## Data provided
Content starts

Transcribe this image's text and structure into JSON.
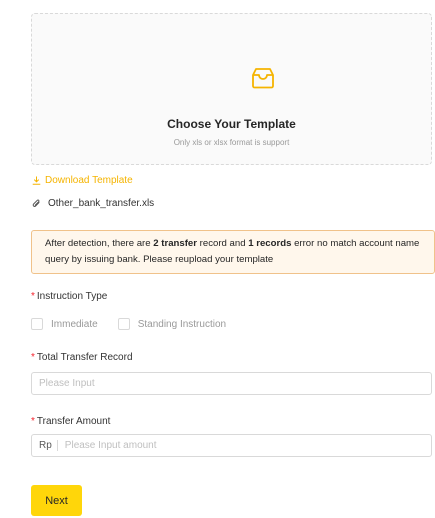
{
  "upload": {
    "icon": "inbox-icon",
    "title": "Choose Your Template",
    "subtitle": "Only xls or xlsx format is support"
  },
  "download_template": {
    "icon": "download-icon",
    "label": "Download Template"
  },
  "file": {
    "icon": "paperclip-icon",
    "name": "Other_bank_transfer.xls"
  },
  "alert": {
    "part1": "After detection, there are ",
    "bold1": "2 transfer",
    "part2": " record and ",
    "bold2": "1 records",
    "part3": " error no match account name query by issuing bank. Please reupload your template"
  },
  "instruction_type": {
    "required_mark": "*",
    "label": "Instruction Type",
    "options": [
      "Immediate",
      "Standing Instruction"
    ]
  },
  "total_transfer_record": {
    "required_mark": "*",
    "label": "Total Transfer Record",
    "placeholder": "Please Input"
  },
  "transfer_amount": {
    "required_mark": "*",
    "label": "Transfer Amount",
    "prefix": "Rp",
    "placeholder": "Please Input amount"
  },
  "next_button": {
    "label": "Next"
  },
  "colors": {
    "accent": "#ffd60a",
    "link": "#f5b400",
    "required": "#f5222d",
    "alert_bg": "#fff7ec",
    "alert_border": "#f0c28a"
  }
}
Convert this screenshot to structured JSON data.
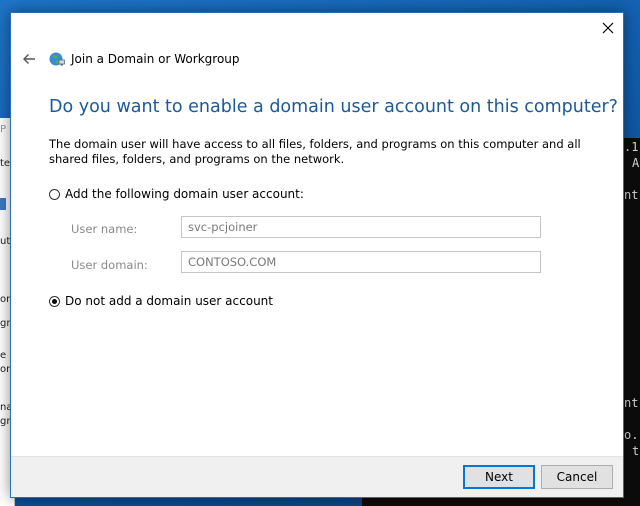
{
  "dialog": {
    "title": "Join a Domain or Workgroup",
    "heading": "Do you want to enable a domain user account on this computer?",
    "description": "The domain user will have access to all files, folders, and programs on this computer and all shared files, folders, and programs on the network.",
    "options": [
      {
        "label": "Add the following domain user account:",
        "selected": false
      },
      {
        "label": "Do not add a domain user account",
        "selected": true
      }
    ],
    "fields": {
      "user_name_label": "User name:",
      "user_name_value": "svc-pcjoiner",
      "user_domain_label": "User domain:",
      "user_domain_value": "CONTOSO.COM"
    },
    "buttons": {
      "next": "Next",
      "cancel": "Cancel"
    }
  },
  "background_window_left": {
    "fragments": [
      "P",
      "ter",
      "ut",
      "on",
      "gro",
      "e",
      "ork",
      "na",
      "gro"
    ]
  },
  "console_right": {
    "fragments": [
      ".1",
      "A",
      "nt",
      "nt",
      "o.",
      "t"
    ]
  },
  "colors": {
    "heading": "#1b5a9a",
    "accent": "#0078d7",
    "desktop": "#1565b0"
  },
  "icons": {
    "close": "close-icon",
    "back": "back-arrow-icon",
    "network": "network-globe-icon"
  }
}
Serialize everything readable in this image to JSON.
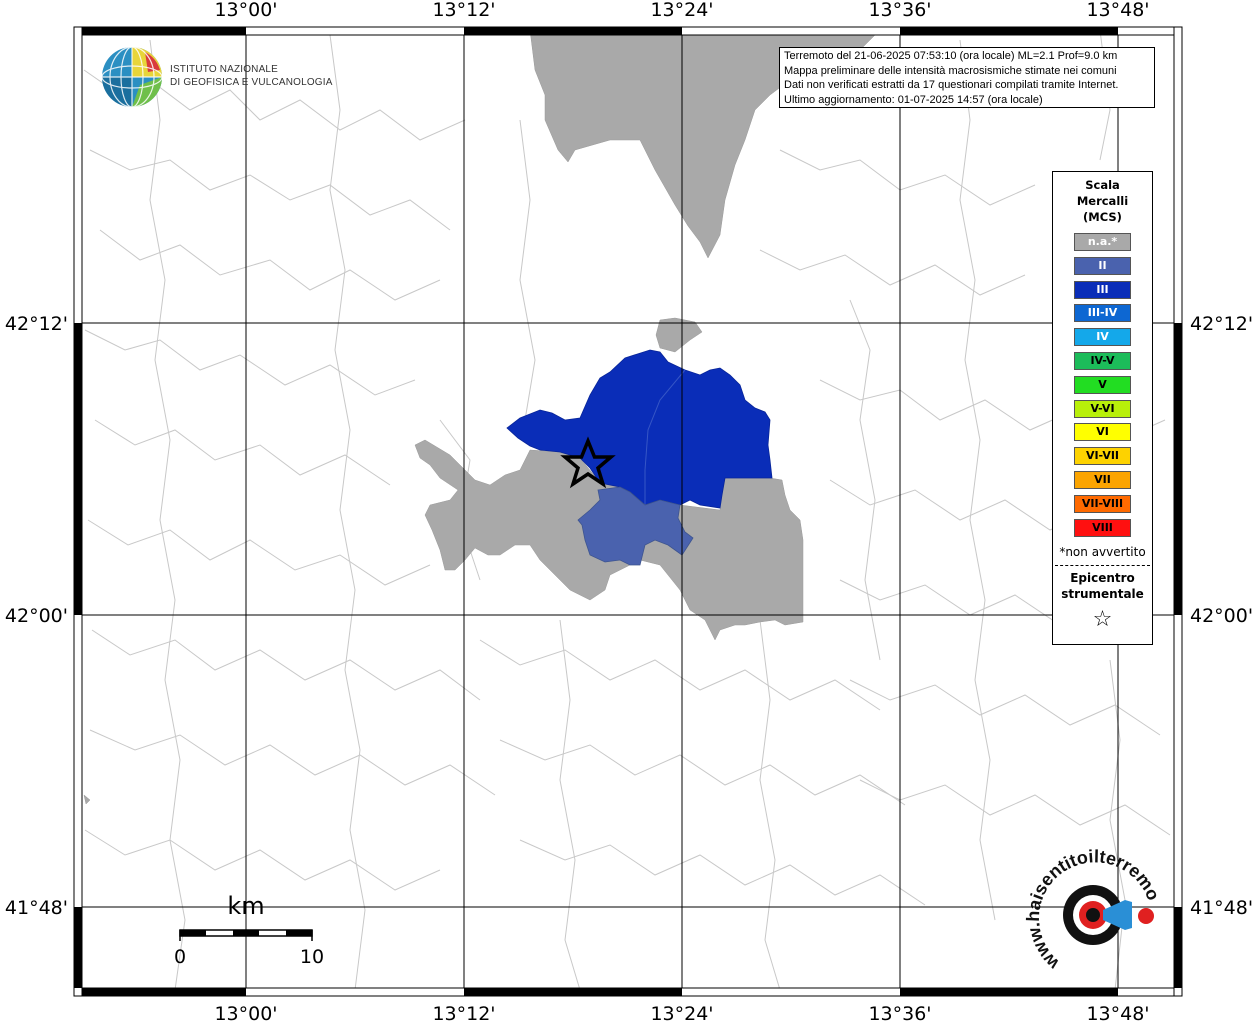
{
  "map": {
    "top_axis_labels": [
      "13°00'",
      "13°12'",
      "13°24'",
      "13°36'",
      "13°48'"
    ],
    "bottom_axis_labels": [
      "13°00'",
      "13°12'",
      "13°24'",
      "13°36'",
      "13°48'"
    ],
    "left_axis_labels": [
      "42°12'",
      "42°00'",
      "41°48'"
    ],
    "right_axis_labels": [
      "42°12'",
      "42°00'",
      "41°48'"
    ]
  },
  "info": {
    "line1": "Terremoto del 21-06-2025 07:53:10 (ora locale) ML=2.1 Prof=9.0 km",
    "line2": "Mappa preliminare delle intensità macrosismiche stimate nei comuni",
    "line3": "Dati non verificati estratti da 17 questionari compilati tramite Internet.",
    "line4": "Ultimo aggiornamento: 01-07-2025 14:57 (ora locale)"
  },
  "logo": {
    "line1": "ISTITUTO NAZIONALE",
    "line2": "DI GEOFISICA E VULCANOLOGIA"
  },
  "legend": {
    "title1": "Scala",
    "title2": "Mercalli",
    "title3": "(MCS)",
    "items": [
      {
        "label": "n.a.*",
        "color": "#a9a9a9",
        "text_color": "#ffffff"
      },
      {
        "label": "II",
        "color": "#4a62ae",
        "text_color": "#ffffff"
      },
      {
        "label": "III",
        "color": "#0a2db8",
        "text_color": "#ffffff"
      },
      {
        "label": "III-IV",
        "color": "#0d67d2",
        "text_color": "#ffffff"
      },
      {
        "label": "IV",
        "color": "#14a8ea",
        "text_color": "#ffffff"
      },
      {
        "label": "IV-V",
        "color": "#1cbc5a",
        "text_color": "#000000"
      },
      {
        "label": "V",
        "color": "#22dd22",
        "text_color": "#000000"
      },
      {
        "label": "V-VI",
        "color": "#b8ef0a",
        "text_color": "#000000"
      },
      {
        "label": "VI",
        "color": "#ffff00",
        "text_color": "#000000"
      },
      {
        "label": "VI-VII",
        "color": "#fdd200",
        "text_color": "#000000"
      },
      {
        "label": "VII",
        "color": "#fba400",
        "text_color": "#000000"
      },
      {
        "label": "VII-VIII",
        "color": "#ff6a00",
        "text_color": "#000000"
      },
      {
        "label": "VIII",
        "color": "#ff1010",
        "text_color": "#000000"
      }
    ],
    "note": "*non avvertito",
    "epicenter1": "Epicentro",
    "epicenter2": "strumentale",
    "star": "☆"
  },
  "scale_bar": {
    "unit": "km",
    "start": "0",
    "end": "10"
  },
  "watermark": {
    "text": "www.haisentitoilterremoto.it"
  },
  "colors": {
    "na": "#a9a9a9",
    "ii": "#4a62ae",
    "iii": "#0a2db8",
    "boundary": "#c8c8c8"
  }
}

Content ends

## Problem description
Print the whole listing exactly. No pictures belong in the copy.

## Reply to the exercise
Transcribe this image's text and structure into JSON.
{
  "upload": {
    "icon": "inbox-icon",
    "title": "Choose Your Template",
    "subtitle": "Only xls or xlsx format is support"
  },
  "download_template": {
    "icon": "download-icon",
    "label": "Download Template"
  },
  "file": {
    "icon": "paperclip-icon",
    "name": "Other_bank_transfer.xls"
  },
  "alert": {
    "part1": "After detection, there are ",
    "bold1": "2 transfer",
    "part2": " record and ",
    "bold2": "1 records",
    "part3": " error no match account name query by issuing bank. Please reupload your template"
  },
  "instruction_type": {
    "required_mark": "*",
    "label": "Instruction Type",
    "options": [
      "Immediate",
      "Standing Instruction"
    ]
  },
  "total_transfer_record": {
    "required_mark": "*",
    "label": "Total Transfer Record",
    "placeholder": "Please Input"
  },
  "transfer_amount": {
    "required_mark": "*",
    "label": "Transfer Amount",
    "prefix": "Rp",
    "placeholder": "Please Input amount"
  },
  "next_button": {
    "label": "Next"
  },
  "colors": {
    "accent": "#ffd60a",
    "link": "#f5b400",
    "required": "#f5222d",
    "alert_bg": "#fff7ec",
    "alert_border": "#f0c28a"
  }
}
Convert this screenshot to structured JSON data.
{
  "dialog": {
    "title": "Join a Domain or Workgroup",
    "heading": "Do you want to enable a domain user account on this computer?",
    "description": "The domain user will have access to all files, folders, and programs on this computer and all shared files, folders, and programs on the network.",
    "options": [
      {
        "label": "Add the following domain user account:",
        "selected": false
      },
      {
        "label": "Do not add a domain user account",
        "selected": true
      }
    ],
    "fields": {
      "user_name_label": "User name:",
      "user_name_value": "svc-pcjoiner",
      "user_domain_label": "User domain:",
      "user_domain_value": "CONTOSO.COM"
    },
    "buttons": {
      "next": "Next",
      "cancel": "Cancel"
    }
  },
  "background_window_left": {
    "fragments": [
      "P",
      "ter",
      "ut",
      "on",
      "gro",
      "e",
      "ork",
      "na",
      "gro"
    ]
  },
  "console_right": {
    "fragments": [
      ".1",
      "A",
      "nt",
      "nt",
      "o.",
      "t"
    ]
  },
  "colors": {
    "heading": "#1b5a9a",
    "accent": "#0078d7",
    "desktop": "#1565b0"
  },
  "icons": {
    "close": "close-icon",
    "back": "back-arrow-icon",
    "network": "network-globe-icon"
  }
}
Serialize everything readable in this image to JSON.
{
  "map": {
    "top_axis_labels": [
      "13°00'",
      "13°12'",
      "13°24'",
      "13°36'",
      "13°48'"
    ],
    "bottom_axis_labels": [
      "13°00'",
      "13°12'",
      "13°24'",
      "13°36'",
      "13°48'"
    ],
    "left_axis_labels": [
      "42°12'",
      "42°00'",
      "41°48'"
    ],
    "right_axis_labels": [
      "42°12'",
      "42°00'",
      "41°48'"
    ]
  },
  "info": {
    "line1": "Terremoto del 21-06-2025 07:53:10 (ora locale) ML=2.1 Prof=9.0 km",
    "line2": "Mappa preliminare delle intensità macrosismiche stimate nei comuni",
    "line3": "Dati non verificati estratti da 17 questionari compilati tramite Internet.",
    "line4": "Ultimo aggiornamento: 01-07-2025 14:57 (ora locale)"
  },
  "logo": {
    "line1": "ISTITUTO NAZIONALE",
    "line2": "DI GEOFISICA E VULCANOLOGIA"
  },
  "legend": {
    "title1": "Scala",
    "title2": "Mercalli",
    "title3": "(MCS)",
    "items": [
      {
        "label": "n.a.*",
        "color": "#a9a9a9",
        "text_color": "#ffffff"
      },
      {
        "label": "II",
        "color": "#4a62ae",
        "text_color": "#ffffff"
      },
      {
        "label": "III",
        "color": "#0a2db8",
        "text_color": "#ffffff"
      },
      {
        "label": "III-IV",
        "color": "#0d67d2",
        "text_color": "#ffffff"
      },
      {
        "label": "IV",
        "color": "#14a8ea",
        "text_color": "#ffffff"
      },
      {
        "label": "IV-V",
        "color": "#1cbc5a",
        "text_color": "#000000"
      },
      {
        "label": "V",
        "color": "#22dd22",
        "text_color": "#000000"
      },
      {
        "label": "V-VI",
        "color": "#b8ef0a",
        "text_color": "#000000"
      },
      {
        "label": "VI",
        "color": "#ffff00",
        "text_color": "#000000"
      },
      {
        "label": "VI-VII",
        "color": "#fdd200",
        "text_color": "#000000"
      },
      {
        "label": "VII",
        "color": "#fba400",
        "text_color": "#000000"
      },
      {
        "label": "VII-VIII",
        "color": "#ff6a00",
        "text_color": "#000000"
      },
      {
        "label": "VIII",
        "color": "#ff1010",
        "text_color": "#000000"
      }
    ],
    "note": "*non avvertito",
    "epicenter1": "Epicentro",
    "epicenter2": "strumentale",
    "star": "☆"
  },
  "scale_bar": {
    "unit": "km",
    "start": "0",
    "end": "10"
  },
  "watermark": {
    "text": "www.haisentitoilterremoto.it"
  },
  "colors": {
    "na": "#a9a9a9",
    "ii": "#4a62ae",
    "iii": "#0a2db8",
    "boundary": "#c8c8c8"
  }
}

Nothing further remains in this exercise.